Despite growing evidence that ASD presents differently in females than in males (e.g. [59]), standard diagnostic tools such as the ADOS-2 and Autism Diagnostic Interview-Revised, ADI-R; [60] and DSM-5 diagnostic criteria [1] have not reflected on these gender differences. As most diagnostic tools are validated with males, females are less likely to present with symptoms detected with such tools, leading to an underestimation of ASD in females [61]. Until routine assessment tools recognise and reflect the gender differences in ASD, diagnosing ASD in individuals with AN, who are not only predominantly female but who often present with a multitude of co-morbidities, will remain problematic. Future research focusing on the development of gender-specific diagnostic algorithms and screening tools is urgently needed.

Once gender-sensitive diagnostic tools have been established, further research utilising a longitudinal design and following stringent diagnostic criteria will be needed to fully understand the relationship between the two disorders. To determine whether undiagnosed ASD really does leave females at increased risk of developing AN, it would also be beneficial to identify “high risk” cases, e.g. sisters of individuals with ASD or young females with a diagnosis of high-functioning ASD and to assess for eating disorder psychopathology. To date, research has not focused on the lived-experience of individuals with both AN and ASD. If, as previously hypothesised [25], ASD can manifest as extreme rigidity or interest in calories, exercise or food, it may be that the ED pathology of individuals with ASD is qualitatively distinct from individuals with AN alone. Given that ARFID rather than AN per se may be more common in individuals with ASD, clinicians treating individuals with both an ED and elevated ASD symptoms should be mindful of the possibility that the individual is experiencing a distinct and different ED.
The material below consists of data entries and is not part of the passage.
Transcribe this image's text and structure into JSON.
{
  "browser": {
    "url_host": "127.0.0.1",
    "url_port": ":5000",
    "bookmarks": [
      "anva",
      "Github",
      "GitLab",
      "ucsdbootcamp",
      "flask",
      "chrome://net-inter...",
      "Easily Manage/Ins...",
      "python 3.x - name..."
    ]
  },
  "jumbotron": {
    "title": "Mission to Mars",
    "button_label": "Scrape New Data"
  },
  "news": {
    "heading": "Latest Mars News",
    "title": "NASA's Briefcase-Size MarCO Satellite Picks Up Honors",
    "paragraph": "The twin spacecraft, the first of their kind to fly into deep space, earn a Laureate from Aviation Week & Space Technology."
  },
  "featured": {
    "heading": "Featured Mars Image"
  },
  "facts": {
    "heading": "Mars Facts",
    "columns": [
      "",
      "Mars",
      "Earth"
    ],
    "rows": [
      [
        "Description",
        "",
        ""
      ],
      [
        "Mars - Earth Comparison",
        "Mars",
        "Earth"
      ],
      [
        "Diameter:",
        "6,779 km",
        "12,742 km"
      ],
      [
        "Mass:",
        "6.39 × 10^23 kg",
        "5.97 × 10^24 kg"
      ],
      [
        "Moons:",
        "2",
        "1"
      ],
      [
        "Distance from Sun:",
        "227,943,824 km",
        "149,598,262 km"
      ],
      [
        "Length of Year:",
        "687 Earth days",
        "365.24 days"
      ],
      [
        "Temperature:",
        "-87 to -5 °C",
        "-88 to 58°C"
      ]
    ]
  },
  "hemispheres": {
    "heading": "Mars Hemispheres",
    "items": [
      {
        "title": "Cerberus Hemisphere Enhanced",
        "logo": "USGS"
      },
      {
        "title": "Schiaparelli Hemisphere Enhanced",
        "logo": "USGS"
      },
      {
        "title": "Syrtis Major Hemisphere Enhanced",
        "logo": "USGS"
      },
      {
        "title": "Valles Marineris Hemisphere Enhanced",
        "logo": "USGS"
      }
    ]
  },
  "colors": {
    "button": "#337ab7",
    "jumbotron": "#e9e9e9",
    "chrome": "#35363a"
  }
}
Regardless of the aetiology of ASD symptoms, the presence of such symptoms in AN has been associated with poorer treatment outcome and the need for more intensive treatment. While these symptoms may not be associated with a specific neurodevelopmental disorder, social and non-social difficulties characteristic of ASD may prevent individuals from engaging in conventional treatments and be associated with other symptoms such as depression, anxiety or OCD. Screening for ASD symptoms may therefore be beneficial, although clinicians should be cautious in formally diagnosing ASD without involvement from specialist ASD services. Controlled studies, comparing treatment response in individuals with and without ASD symptoms are also needed to determine whether specific treatment adaptations or care pathways are warranted.


Despite differing assessment tools and recruitment from heterogeneous patient groups, studies consistently report elevated ASD symptoms in AN populations. It remains unclear whether these symptoms represent an underlying neurodevelopmental disorder, are exacerbated by ED pathology or whether they are mere similarities in cognitive and socioemotional functioning, also shared with other psychiatric diagnoses. Elevated ASD symptoms are often not corroborated by developmental history, but until a time when diagnostic tools account for gender differences in ASD, assessing the prevalence of ASD in AN will remain difficult. Regardless of the aetiology of these symptoms, individuals with social and non-social difficulties characteristic of ASD may require treatment adaptations or more intensive care. There is a need for robust longitudinal studies using thorough, gender-specific ASD assessment methods to further elucidate the relationship between the two disorders.